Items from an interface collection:
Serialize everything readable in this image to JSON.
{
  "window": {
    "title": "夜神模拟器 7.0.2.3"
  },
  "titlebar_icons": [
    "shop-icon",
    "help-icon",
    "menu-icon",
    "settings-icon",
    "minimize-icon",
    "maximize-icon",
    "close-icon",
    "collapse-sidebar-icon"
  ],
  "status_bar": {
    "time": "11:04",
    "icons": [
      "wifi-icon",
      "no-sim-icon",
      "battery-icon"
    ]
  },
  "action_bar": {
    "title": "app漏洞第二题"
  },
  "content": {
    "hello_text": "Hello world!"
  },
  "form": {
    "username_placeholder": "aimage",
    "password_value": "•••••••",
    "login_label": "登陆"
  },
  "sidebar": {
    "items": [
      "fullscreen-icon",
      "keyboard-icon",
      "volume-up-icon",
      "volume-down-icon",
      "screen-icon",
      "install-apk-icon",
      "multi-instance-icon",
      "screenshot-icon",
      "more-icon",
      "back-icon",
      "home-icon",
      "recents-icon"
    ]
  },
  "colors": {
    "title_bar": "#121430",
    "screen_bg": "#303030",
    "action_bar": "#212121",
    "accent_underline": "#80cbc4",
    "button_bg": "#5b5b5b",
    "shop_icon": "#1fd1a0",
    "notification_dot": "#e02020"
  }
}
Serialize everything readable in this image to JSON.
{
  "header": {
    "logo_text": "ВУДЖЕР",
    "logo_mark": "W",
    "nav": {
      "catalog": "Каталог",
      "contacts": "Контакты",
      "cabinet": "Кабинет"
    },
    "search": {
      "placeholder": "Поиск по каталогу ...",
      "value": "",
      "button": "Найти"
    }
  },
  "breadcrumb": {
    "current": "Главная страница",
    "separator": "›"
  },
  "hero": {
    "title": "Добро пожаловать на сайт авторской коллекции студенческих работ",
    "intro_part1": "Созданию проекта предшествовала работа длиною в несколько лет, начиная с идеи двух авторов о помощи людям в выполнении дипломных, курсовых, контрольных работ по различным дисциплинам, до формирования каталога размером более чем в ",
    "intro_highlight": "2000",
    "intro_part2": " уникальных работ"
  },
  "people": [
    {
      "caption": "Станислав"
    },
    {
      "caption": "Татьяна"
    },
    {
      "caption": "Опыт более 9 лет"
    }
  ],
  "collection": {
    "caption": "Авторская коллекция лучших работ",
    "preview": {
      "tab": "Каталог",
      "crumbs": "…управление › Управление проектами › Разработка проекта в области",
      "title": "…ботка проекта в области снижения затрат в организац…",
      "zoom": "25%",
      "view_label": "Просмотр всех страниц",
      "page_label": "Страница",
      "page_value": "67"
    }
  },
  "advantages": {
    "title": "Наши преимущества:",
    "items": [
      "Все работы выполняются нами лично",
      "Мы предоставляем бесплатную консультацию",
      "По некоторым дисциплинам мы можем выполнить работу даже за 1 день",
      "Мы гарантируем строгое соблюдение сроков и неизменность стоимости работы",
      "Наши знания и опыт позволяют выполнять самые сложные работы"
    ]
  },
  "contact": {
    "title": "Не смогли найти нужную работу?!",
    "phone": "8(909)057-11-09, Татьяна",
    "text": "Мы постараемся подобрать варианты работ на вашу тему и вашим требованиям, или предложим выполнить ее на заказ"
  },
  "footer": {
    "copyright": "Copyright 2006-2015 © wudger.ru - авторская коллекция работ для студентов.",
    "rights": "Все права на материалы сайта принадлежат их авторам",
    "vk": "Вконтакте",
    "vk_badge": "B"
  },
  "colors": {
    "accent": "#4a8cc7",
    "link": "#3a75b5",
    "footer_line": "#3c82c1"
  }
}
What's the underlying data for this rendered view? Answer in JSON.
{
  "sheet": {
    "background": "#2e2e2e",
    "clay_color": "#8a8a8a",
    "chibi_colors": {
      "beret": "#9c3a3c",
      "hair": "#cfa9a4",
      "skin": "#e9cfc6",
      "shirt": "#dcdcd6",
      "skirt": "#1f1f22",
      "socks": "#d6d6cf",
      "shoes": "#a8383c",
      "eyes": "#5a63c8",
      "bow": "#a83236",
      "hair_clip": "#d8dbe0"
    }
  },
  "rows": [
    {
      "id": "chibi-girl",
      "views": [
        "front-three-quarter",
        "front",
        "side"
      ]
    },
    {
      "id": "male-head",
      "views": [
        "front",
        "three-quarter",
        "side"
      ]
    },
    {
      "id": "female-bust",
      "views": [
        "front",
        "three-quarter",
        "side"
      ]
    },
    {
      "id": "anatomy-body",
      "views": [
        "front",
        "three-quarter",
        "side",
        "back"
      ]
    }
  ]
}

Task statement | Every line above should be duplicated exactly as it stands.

Exercise output |
Serialize everything readable in this image to JSON.
{
  "window": {
    "title": "夜神模拟器 7.0.2.3"
  },
  "titlebar_icons": [
    "shop-icon",
    "help-icon",
    "menu-icon",
    "settings-icon",
    "minimize-icon",
    "maximize-icon",
    "close-icon",
    "collapse-sidebar-icon"
  ],
  "status_bar": {
    "time": "11:04",
    "icons": [
      "wifi-icon",
      "no-sim-icon",
      "battery-icon"
    ]
  },
  "action_bar": {
    "title": "app漏洞第二题"
  },
  "content": {
    "hello_text": "Hello world!"
  },
  "form": {
    "username_placeholder": "aimage",
    "password_value": "•••••••",
    "login_label": "登陆"
  },
  "sidebar": {
    "items": [
      "fullscreen-icon",
      "keyboard-icon",
      "volume-up-icon",
      "volume-down-icon",
      "screen-icon",
      "install-apk-icon",
      "multi-instance-icon",
      "screenshot-icon",
      "more-icon",
      "back-icon",
      "home-icon",
      "recents-icon"
    ]
  },
  "colors": {
    "title_bar": "#121430",
    "screen_bg": "#303030",
    "action_bar": "#212121",
    "accent_underline": "#80cbc4",
    "button_bg": "#5b5b5b",
    "shop_icon": "#1fd1a0",
    "notification_dot": "#e02020"
  }
}
Serialize everything readable in this image to JSON.
{
  "header": {
    "logo_text": "ВУДЖЕР",
    "logo_mark": "W",
    "nav": {
      "catalog": "Каталог",
      "contacts": "Контакты",
      "cabinet": "Кабинет"
    },
    "search": {
      "placeholder": "Поиск по каталогу ...",
      "value": "",
      "button": "Найти"
    }
  },
  "breadcrumb": {
    "current": "Главная страница",
    "separator": "›"
  },
  "hero": {
    "title": "Добро пожаловать на сайт авторской коллекции студенческих работ",
    "intro_part1": "Созданию проекта предшествовала работа длиною в несколько лет, начиная с идеи двух авторов о помощи людям в выполнении дипломных, курсовых, контрольных работ по различным дисциплинам, до формирования каталога размером более чем в ",
    "intro_highlight": "2000",
    "intro_part2": " уникальных работ"
  },
  "people": [
    {
      "caption": "Станислав"
    },
    {
      "caption": "Татьяна"
    },
    {
      "caption": "Опыт более 9 лет"
    }
  ],
  "collection": {
    "caption": "Авторская коллекция лучших работ",
    "preview": {
      "tab": "Каталог",
      "crumbs": "…управление › Управление проектами › Разработка проекта в области",
      "title": "…ботка проекта в области снижения затрат в организац…",
      "zoom": "25%",
      "view_label": "Просмотр всех страниц",
      "page_label": "Страница",
      "page_value": "67"
    }
  },
  "advantages": {
    "title": "Наши преимущества:",
    "items": [
      "Все работы выполняются нами лично",
      "Мы предоставляем бесплатную консультацию",
      "По некоторым дисциплинам мы можем выполнить работу даже за 1 день",
      "Мы гарантируем строгое соблюдение сроков и неизменность стоимости работы",
      "Наши знания и опыт позволяют выполнять самые сложные работы"
    ]
  },
  "contact": {
    "title": "Не смогли найти нужную работу?!",
    "phone": "8(909)057-11-09, Татьяна",
    "text": "Мы постараемся подобрать варианты работ на вашу тему и вашим требованиям, или предложим выполнить ее на заказ"
  },
  "footer": {
    "copyright": "Copyright 2006-2015 © wudger.ru - авторская коллекция работ для студентов.",
    "rights": "Все права на материалы сайта принадлежат их авторам",
    "vk": "Вконтакте",
    "vk_badge": "B"
  },
  "colors": {
    "accent": "#4a8cc7",
    "link": "#3a75b5",
    "footer_line": "#3c82c1"
  }
}
What's the underlying data for this rendered view? Answer in JSON.
{
  "sheet": {
    "background": "#2e2e2e",
    "clay_color": "#8a8a8a",
    "chibi_colors": {
      "beret": "#9c3a3c",
      "hair": "#cfa9a4",
      "skin": "#e9cfc6",
      "shirt": "#dcdcd6",
      "skirt": "#1f1f22",
      "socks": "#d6d6cf",
      "shoes": "#a8383c",
      "eyes": "#5a63c8",
      "bow": "#a83236",
      "hair_clip": "#d8dbe0"
    }
  },
  "rows": [
    {
      "id": "chibi-girl",
      "views": [
        "front-three-quarter",
        "front",
        "side"
      ]
    },
    {
      "id": "male-head",
      "views": [
        "front",
        "three-quarter",
        "side"
      ]
    },
    {
      "id": "female-bust",
      "views": [
        "front",
        "three-quarter",
        "side"
      ]
    },
    {
      "id": "anatomy-body",
      "views": [
        "front",
        "three-quarter",
        "side",
        "back"
      ]
    }
  ]
}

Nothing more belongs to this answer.